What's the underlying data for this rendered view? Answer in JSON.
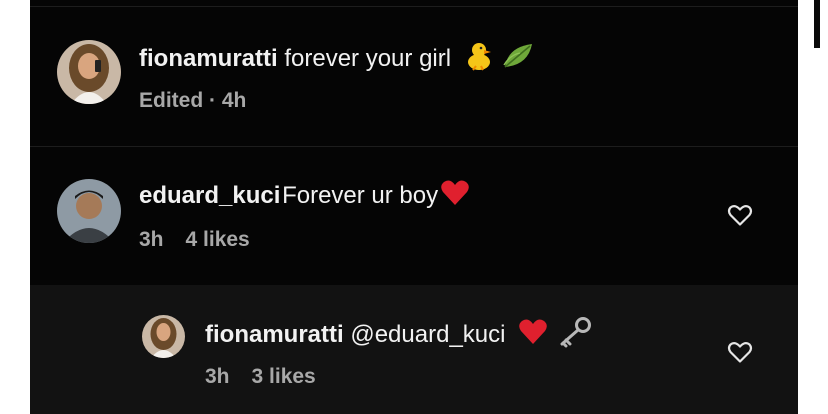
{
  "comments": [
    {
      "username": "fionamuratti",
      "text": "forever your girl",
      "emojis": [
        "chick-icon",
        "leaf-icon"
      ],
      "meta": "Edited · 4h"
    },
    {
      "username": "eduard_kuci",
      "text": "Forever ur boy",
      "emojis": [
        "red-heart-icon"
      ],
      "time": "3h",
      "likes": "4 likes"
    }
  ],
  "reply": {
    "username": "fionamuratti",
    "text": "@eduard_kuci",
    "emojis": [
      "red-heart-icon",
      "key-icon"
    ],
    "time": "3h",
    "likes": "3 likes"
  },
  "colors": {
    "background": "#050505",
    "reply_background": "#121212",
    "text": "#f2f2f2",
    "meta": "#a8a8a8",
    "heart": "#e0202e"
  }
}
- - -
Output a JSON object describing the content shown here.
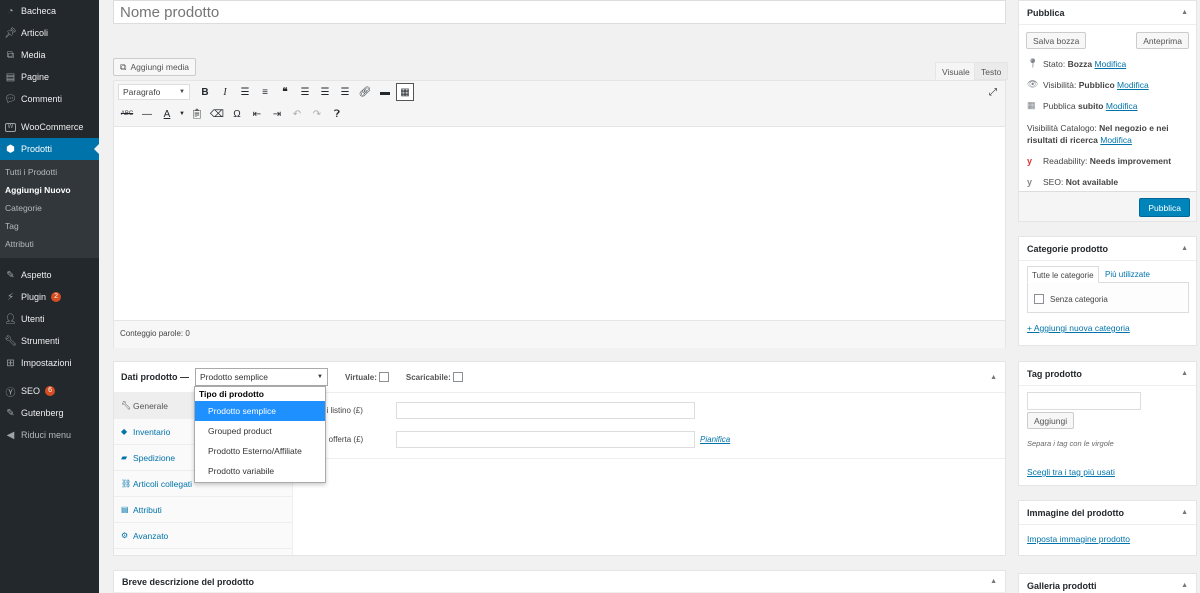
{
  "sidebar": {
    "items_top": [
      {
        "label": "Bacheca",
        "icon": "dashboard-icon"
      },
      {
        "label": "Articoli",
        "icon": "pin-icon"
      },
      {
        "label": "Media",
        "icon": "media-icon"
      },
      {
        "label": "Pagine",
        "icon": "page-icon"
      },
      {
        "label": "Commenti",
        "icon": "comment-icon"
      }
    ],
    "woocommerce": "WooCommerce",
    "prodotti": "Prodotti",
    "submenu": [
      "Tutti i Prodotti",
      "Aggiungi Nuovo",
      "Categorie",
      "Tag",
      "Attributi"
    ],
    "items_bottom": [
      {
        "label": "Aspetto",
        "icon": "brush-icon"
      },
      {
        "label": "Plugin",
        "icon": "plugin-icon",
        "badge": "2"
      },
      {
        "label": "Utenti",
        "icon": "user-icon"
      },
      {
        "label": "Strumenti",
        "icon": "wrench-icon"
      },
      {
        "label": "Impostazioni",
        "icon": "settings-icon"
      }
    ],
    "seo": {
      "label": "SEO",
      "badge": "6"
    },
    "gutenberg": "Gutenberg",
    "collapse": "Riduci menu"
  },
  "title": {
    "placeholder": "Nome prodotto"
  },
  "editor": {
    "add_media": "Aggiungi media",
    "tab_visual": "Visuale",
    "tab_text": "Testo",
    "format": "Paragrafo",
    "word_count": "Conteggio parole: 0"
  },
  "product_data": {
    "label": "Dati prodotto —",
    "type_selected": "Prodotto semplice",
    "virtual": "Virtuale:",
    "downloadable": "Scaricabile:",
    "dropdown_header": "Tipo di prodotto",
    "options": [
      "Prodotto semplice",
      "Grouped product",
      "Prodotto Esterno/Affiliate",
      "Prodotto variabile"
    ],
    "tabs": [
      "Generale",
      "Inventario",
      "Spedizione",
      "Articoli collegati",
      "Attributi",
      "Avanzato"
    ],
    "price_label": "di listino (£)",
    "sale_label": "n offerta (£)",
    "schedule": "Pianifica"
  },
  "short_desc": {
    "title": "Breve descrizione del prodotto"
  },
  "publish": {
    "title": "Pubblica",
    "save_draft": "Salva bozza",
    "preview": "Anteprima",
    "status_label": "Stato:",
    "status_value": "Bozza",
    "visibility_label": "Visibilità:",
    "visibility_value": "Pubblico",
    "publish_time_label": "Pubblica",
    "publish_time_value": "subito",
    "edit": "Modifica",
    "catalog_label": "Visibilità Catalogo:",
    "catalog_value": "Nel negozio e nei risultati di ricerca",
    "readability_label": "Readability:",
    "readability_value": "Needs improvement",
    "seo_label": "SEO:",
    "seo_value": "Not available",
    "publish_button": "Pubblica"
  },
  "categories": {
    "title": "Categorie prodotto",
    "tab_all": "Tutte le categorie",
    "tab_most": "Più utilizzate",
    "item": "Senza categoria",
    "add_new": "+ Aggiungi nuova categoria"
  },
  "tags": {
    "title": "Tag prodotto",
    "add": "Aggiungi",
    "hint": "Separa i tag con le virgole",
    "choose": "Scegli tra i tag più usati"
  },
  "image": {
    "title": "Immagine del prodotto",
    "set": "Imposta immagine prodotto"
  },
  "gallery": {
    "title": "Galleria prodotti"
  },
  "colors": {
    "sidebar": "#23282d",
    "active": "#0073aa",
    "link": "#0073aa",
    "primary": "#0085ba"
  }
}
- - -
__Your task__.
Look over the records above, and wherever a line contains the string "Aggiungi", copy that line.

__Solution for this exercise__.
      "Aggiungi Nuovo",
    "add_media": "Aggiungi media",
    "add_new": "+ Aggiungi nuova categoria"
    "add": "Aggiungi",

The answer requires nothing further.